Exercise data =
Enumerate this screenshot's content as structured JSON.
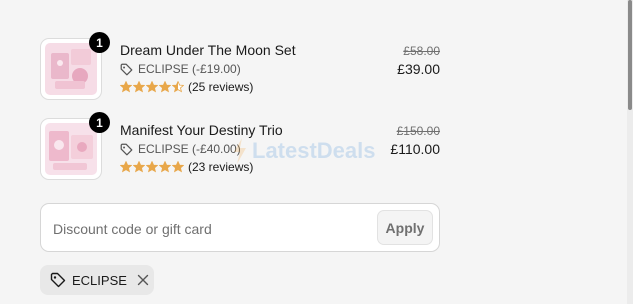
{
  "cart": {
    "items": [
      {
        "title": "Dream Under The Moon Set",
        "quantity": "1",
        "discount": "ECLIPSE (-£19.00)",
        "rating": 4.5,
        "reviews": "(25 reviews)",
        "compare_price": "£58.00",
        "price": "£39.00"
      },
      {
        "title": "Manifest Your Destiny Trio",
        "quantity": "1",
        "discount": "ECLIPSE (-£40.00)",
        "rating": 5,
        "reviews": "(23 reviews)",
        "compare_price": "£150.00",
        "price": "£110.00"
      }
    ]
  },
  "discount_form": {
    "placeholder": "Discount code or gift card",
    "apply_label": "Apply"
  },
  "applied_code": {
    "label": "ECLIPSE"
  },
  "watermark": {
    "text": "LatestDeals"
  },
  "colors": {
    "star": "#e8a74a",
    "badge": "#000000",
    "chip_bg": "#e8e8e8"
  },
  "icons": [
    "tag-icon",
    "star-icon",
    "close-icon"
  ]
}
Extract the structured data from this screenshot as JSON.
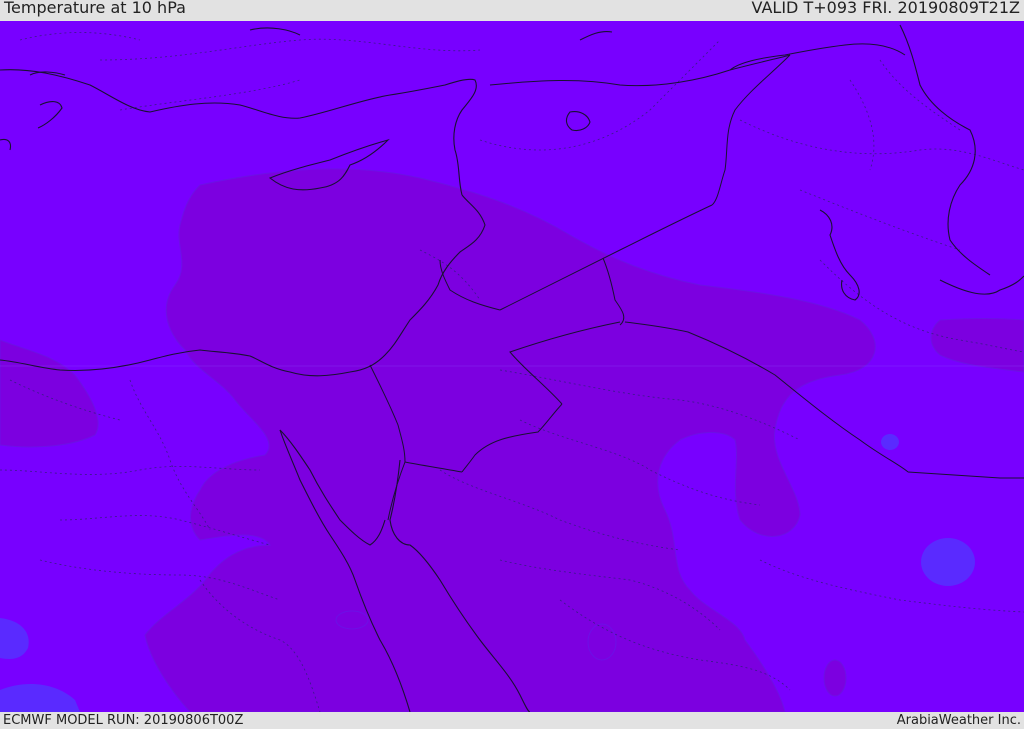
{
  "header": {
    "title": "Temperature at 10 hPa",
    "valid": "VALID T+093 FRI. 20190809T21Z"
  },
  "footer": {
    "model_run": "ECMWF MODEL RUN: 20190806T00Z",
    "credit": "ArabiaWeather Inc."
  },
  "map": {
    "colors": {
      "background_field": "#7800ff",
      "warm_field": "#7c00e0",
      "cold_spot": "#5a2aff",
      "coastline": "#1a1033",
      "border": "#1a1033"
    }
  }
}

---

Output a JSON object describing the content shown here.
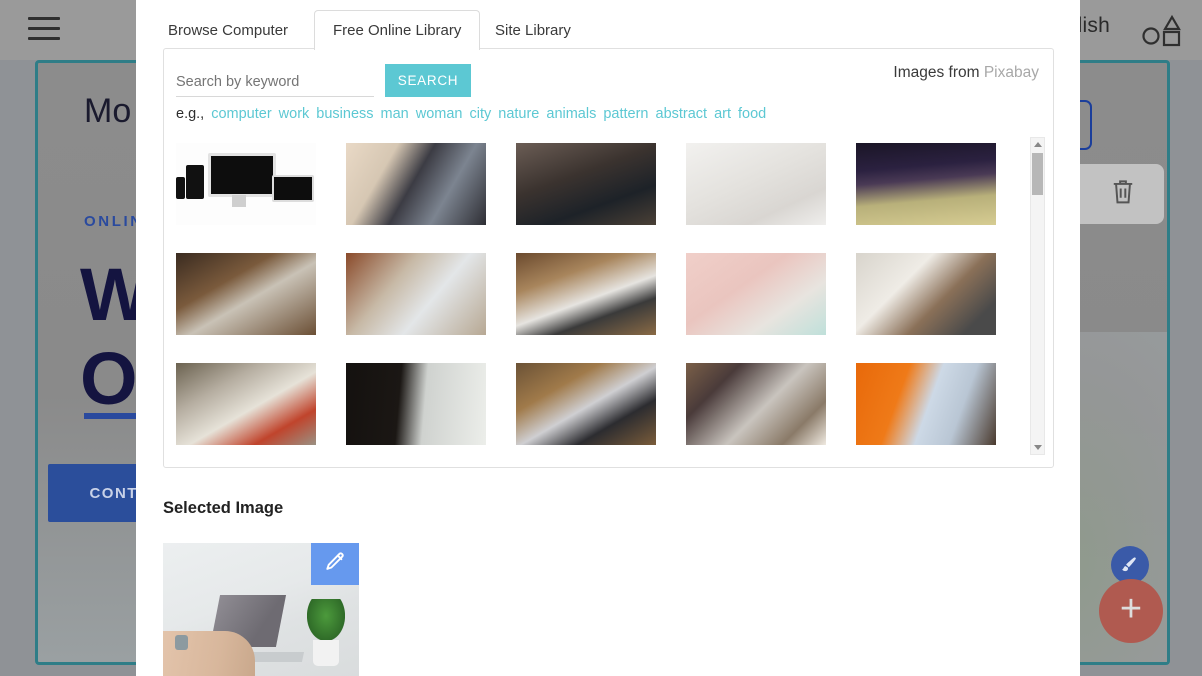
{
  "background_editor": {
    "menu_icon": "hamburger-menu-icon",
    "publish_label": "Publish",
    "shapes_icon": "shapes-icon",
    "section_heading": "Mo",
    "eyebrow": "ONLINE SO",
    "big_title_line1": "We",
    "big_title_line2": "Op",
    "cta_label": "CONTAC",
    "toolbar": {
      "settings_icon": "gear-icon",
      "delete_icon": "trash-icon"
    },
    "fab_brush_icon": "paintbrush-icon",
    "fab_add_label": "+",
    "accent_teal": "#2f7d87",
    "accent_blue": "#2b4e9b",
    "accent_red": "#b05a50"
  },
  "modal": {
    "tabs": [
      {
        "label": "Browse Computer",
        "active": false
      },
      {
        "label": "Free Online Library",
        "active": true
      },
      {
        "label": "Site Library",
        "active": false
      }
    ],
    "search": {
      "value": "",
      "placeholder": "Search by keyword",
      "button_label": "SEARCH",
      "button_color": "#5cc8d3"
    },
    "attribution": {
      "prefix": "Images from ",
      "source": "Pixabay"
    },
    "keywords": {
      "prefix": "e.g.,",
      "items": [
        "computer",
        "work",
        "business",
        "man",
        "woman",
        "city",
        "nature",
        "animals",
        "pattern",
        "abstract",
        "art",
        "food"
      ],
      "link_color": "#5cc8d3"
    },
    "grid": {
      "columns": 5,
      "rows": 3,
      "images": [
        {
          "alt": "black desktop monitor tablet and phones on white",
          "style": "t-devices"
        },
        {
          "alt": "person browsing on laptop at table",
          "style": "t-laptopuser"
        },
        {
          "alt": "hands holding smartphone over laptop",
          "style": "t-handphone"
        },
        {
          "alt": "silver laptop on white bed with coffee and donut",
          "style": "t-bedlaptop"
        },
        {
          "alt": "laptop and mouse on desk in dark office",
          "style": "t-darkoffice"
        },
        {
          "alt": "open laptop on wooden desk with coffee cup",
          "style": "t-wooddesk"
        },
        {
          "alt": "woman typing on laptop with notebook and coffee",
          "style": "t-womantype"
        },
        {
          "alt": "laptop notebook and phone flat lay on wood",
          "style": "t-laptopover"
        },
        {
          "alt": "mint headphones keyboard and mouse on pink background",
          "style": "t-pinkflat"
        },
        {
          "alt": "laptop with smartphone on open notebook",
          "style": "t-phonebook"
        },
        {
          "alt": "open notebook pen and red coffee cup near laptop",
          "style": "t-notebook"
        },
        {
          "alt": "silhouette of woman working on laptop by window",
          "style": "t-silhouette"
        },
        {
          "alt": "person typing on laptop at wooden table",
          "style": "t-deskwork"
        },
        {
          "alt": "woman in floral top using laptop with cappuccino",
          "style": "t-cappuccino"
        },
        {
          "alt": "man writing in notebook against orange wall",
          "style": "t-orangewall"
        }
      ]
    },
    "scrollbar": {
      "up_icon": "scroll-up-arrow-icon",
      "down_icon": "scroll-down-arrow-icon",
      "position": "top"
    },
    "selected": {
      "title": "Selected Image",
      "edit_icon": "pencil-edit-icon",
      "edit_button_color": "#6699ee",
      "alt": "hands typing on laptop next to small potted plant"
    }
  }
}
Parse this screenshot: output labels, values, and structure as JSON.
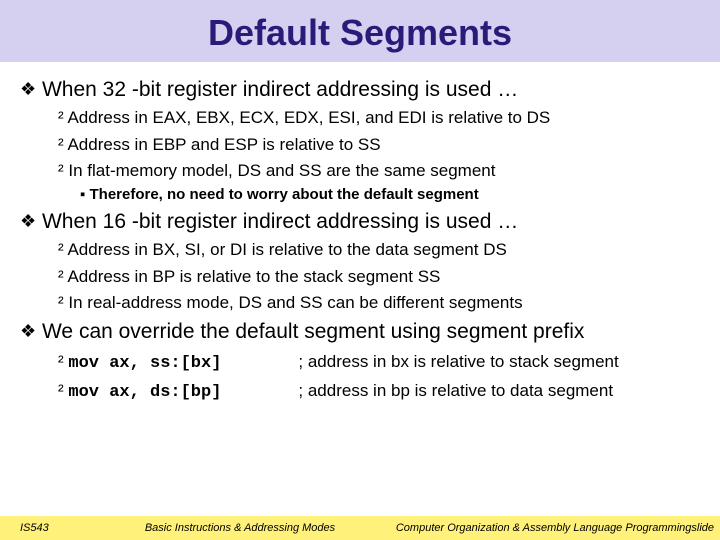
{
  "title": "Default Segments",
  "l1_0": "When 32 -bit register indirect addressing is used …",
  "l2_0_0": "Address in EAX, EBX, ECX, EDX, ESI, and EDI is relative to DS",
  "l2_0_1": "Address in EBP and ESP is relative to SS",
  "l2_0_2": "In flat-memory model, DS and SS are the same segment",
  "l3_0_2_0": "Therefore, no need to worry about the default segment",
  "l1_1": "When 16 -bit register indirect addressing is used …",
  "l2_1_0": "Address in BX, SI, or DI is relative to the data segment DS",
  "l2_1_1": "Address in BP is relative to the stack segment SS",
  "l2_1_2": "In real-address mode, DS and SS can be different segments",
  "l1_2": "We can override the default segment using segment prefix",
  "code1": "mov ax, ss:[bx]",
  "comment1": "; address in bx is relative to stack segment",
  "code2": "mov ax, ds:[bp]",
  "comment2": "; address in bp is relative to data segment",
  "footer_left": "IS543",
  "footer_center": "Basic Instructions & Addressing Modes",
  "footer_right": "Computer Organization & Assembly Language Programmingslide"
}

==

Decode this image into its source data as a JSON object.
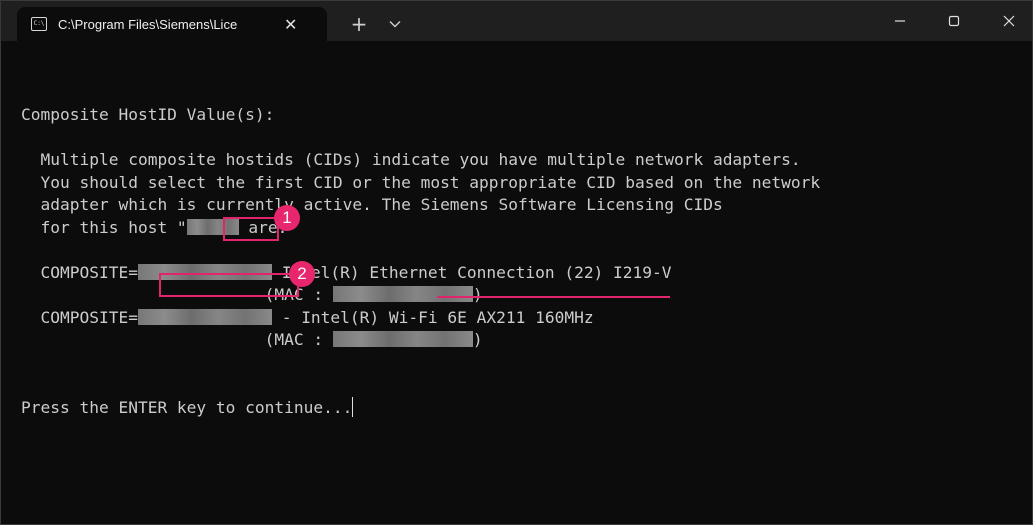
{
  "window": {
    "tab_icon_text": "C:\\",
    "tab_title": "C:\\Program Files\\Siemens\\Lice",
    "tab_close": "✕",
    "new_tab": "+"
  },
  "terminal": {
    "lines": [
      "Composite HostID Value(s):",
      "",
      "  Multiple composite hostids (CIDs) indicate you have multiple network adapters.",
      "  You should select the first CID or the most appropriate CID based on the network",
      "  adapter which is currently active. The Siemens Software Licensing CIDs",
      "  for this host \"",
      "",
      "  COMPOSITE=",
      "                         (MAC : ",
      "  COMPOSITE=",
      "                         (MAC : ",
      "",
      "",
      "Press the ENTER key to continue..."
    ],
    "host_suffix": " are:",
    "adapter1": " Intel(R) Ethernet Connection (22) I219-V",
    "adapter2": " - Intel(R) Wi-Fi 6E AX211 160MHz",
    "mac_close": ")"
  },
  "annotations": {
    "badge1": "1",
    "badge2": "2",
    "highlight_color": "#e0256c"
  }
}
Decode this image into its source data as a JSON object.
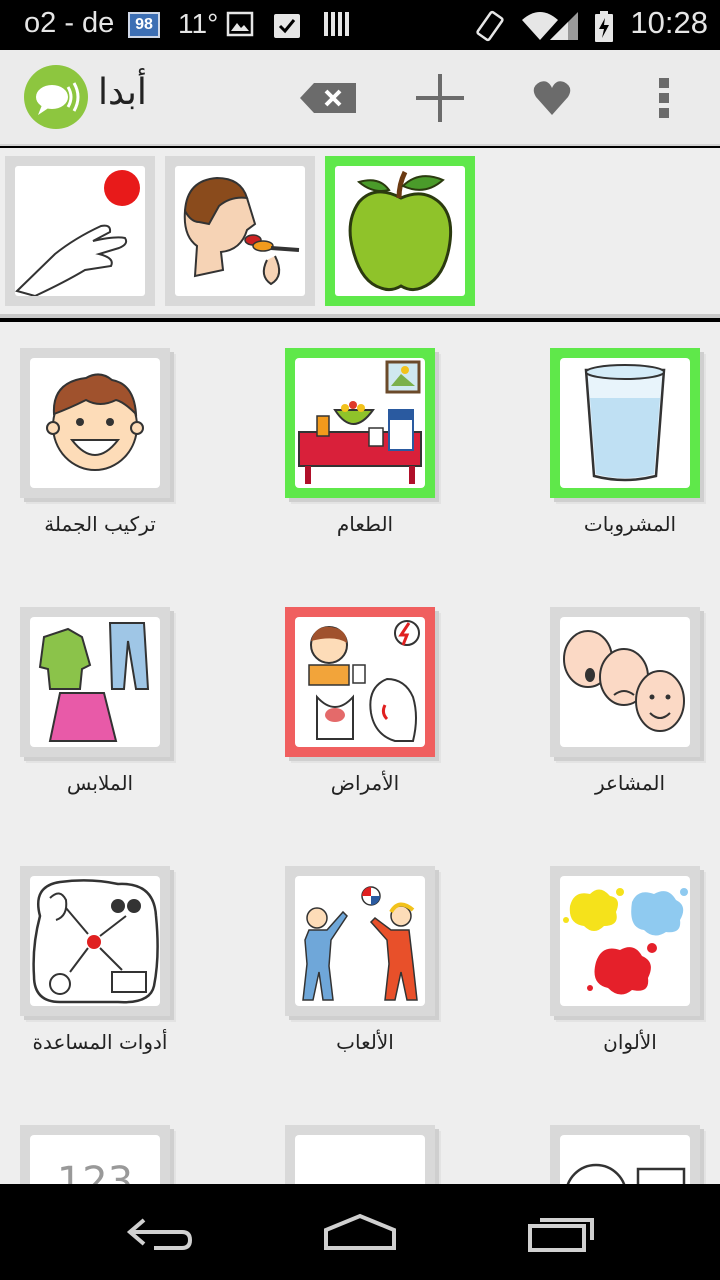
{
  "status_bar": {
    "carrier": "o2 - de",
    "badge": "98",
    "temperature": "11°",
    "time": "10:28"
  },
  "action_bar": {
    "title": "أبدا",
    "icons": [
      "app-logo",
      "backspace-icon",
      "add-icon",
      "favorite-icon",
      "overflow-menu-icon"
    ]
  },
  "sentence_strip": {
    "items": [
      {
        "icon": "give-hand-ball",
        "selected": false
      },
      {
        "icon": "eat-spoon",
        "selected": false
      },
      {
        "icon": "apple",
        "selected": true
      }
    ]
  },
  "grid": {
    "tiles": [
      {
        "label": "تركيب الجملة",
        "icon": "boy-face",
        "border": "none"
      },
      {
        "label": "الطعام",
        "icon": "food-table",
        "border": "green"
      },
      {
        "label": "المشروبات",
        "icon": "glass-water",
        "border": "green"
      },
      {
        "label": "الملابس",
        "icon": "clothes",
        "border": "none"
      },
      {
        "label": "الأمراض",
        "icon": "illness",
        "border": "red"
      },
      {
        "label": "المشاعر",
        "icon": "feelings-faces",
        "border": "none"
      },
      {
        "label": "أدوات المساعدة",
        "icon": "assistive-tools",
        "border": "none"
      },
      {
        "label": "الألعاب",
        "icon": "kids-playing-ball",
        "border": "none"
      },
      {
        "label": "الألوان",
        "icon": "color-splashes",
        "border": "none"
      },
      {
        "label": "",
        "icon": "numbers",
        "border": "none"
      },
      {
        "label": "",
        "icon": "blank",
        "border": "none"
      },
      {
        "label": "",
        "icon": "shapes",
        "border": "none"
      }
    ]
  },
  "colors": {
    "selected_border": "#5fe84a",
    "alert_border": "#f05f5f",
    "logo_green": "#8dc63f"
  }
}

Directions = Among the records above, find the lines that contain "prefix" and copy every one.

Completed exercise =
      "prefix": "Images from ",
      "prefix": "e.g.,",
  "l1_2": "We can override the default segment using segment prefix",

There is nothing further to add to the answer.